The best way to deliver a part to your customer that will remain corrosion-free is to reestablish the chromium oxide layer with a passivation bath of nitric or citric acid. But prior to that, it’s essential that the part be perfectly clean. For that task there’s no substitute for ultrasonic cleaning. Let’s look at three reasons why:
Hand cleaning is expensive and may not remove all contamination
Instead of paying an employee (possibly a highly paid specialist, such as a machinist) to clean the part, you can place batches of parts in an ultrasonic cleaner and know they’ll be spotless in a few minutes. And since the bubbles from ultrasonic cavitation will reach anyplace liquid will reach, there won’t be any missed spots (or scratches, dings, etc.) due to human error.
Ultrasonic cleaning is excellent for eliminating greases and oils
A common problem in passivation is the presence of cutting oils or other grease on the parts. These will react with the chemical bath, creating bubbles that keep the acid away from the surface and prevent passivation. This can lead to pitting or rusting later on. But an ultrasonic cleaner will remove these oily materials without error.
You can’t afford a contaminated passivation bath

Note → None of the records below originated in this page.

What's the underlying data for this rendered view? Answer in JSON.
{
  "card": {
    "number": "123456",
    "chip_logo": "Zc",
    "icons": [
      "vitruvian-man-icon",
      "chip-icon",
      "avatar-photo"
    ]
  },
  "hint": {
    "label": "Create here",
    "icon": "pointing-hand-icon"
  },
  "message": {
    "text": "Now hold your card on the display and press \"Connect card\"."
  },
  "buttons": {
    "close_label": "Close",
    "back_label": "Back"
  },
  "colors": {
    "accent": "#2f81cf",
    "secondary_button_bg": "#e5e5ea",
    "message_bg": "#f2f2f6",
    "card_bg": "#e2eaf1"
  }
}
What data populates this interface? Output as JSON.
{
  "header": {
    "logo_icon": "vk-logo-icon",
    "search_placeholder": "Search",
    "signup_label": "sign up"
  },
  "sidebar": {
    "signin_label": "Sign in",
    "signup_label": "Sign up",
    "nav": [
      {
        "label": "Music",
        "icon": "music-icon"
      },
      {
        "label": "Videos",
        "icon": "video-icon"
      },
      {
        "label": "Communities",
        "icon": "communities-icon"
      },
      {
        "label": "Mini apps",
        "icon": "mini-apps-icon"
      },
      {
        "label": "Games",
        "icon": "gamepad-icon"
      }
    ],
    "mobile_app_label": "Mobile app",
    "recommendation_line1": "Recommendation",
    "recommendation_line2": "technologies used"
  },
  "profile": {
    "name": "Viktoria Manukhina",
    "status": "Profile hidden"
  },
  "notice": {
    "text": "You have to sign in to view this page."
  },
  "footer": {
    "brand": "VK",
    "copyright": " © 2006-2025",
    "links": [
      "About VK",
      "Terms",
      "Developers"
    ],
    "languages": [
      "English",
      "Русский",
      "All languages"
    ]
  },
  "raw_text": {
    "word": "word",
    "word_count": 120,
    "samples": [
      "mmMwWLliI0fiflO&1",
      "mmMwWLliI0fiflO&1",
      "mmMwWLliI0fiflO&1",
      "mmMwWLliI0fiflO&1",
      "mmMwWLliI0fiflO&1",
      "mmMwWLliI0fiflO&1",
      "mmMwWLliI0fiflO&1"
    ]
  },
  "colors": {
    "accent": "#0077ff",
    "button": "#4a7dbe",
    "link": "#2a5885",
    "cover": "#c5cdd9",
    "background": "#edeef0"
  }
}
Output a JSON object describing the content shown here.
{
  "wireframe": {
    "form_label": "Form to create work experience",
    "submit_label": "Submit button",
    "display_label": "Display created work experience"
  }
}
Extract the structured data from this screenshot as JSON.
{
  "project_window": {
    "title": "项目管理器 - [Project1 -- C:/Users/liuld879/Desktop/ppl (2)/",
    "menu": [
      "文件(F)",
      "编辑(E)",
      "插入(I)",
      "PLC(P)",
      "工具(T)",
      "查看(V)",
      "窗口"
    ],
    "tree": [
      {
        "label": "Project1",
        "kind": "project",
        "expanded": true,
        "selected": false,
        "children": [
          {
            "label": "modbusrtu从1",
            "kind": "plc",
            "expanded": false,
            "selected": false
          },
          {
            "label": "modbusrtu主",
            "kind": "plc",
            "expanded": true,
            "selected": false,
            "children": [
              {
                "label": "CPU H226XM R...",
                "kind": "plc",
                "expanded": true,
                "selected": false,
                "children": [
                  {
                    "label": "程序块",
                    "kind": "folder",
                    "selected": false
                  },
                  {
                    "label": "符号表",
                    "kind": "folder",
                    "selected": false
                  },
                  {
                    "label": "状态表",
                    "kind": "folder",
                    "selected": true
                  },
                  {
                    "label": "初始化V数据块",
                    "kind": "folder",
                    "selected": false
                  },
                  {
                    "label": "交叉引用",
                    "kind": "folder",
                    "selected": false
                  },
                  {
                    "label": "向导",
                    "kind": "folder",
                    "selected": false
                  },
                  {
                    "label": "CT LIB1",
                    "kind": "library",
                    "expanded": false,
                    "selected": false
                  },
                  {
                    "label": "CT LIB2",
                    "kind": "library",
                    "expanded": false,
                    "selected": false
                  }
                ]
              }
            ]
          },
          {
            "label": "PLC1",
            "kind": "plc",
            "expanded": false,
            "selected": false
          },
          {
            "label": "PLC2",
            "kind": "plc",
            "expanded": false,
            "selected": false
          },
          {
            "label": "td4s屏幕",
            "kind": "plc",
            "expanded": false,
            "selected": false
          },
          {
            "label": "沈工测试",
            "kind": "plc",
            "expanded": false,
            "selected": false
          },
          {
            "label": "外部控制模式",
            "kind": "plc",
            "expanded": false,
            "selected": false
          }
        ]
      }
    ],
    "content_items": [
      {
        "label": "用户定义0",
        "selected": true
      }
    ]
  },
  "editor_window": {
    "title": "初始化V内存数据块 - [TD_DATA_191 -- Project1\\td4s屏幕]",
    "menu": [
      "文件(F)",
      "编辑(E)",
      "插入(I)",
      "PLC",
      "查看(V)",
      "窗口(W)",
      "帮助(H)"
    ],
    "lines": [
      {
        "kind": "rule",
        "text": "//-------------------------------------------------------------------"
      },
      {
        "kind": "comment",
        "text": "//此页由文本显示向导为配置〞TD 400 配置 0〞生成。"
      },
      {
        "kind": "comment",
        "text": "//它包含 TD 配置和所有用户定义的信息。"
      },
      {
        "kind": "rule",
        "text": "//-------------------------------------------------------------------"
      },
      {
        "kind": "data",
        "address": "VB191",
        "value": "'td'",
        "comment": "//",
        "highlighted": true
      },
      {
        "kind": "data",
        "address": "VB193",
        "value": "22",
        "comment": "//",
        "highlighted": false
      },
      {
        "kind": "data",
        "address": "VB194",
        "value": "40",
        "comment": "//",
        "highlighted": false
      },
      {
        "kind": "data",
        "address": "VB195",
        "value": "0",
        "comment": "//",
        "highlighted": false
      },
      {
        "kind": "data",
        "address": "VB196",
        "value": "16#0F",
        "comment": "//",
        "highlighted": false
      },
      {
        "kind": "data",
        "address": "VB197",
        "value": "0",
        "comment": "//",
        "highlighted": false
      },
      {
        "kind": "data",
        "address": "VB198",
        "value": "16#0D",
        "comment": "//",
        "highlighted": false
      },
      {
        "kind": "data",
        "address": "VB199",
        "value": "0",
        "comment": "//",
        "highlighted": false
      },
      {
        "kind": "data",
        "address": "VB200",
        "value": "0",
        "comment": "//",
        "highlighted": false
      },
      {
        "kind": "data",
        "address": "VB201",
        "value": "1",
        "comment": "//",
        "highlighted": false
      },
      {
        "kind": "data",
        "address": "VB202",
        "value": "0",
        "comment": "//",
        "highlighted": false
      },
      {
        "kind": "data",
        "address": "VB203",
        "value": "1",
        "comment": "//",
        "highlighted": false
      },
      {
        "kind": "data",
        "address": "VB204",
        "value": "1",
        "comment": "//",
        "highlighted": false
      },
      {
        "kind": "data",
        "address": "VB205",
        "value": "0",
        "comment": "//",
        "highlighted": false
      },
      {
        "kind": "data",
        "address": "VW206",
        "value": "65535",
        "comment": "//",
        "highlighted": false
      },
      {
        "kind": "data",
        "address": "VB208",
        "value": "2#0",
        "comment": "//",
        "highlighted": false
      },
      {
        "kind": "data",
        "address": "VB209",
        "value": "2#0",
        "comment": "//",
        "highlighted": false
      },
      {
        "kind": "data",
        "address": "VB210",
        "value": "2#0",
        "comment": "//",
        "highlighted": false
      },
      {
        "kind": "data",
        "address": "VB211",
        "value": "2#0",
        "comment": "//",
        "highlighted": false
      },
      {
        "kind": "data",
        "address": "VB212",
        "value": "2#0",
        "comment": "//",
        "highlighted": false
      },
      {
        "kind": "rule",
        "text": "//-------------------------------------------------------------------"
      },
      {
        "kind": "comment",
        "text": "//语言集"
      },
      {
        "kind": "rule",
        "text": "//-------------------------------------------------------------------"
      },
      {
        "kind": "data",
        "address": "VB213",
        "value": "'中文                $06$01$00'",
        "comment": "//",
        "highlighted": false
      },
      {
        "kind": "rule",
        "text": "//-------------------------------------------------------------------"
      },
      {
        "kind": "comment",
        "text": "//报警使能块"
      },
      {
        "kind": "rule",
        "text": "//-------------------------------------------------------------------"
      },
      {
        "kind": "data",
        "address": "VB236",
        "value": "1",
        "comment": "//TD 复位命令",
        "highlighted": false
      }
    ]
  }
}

Some contaminants can cause what’s called a “flash attack.” This change in the chemical makeup of the passivation bath causes the surface of the part to be darkened and may also cause etching. The parts will require rework at least, and may be ruined.
To give your customer a corrosion-resistant component they can depend on, you need a cleaning process you can depend on, and ultrasonic cleaning delivers unsurpassed results.
Need more information on the results ultrasonic cleaning can produce in an industrial environment? Click here to learn how Ushers Machine and Tool used ultrasonic cleaning to increase production by 20% while reducing costs. Or see Ultrasonics to the Rescue, a case study of the results Componex saw when they used ultrasonic cleaning to reach grime they couldn’t otherwise clean.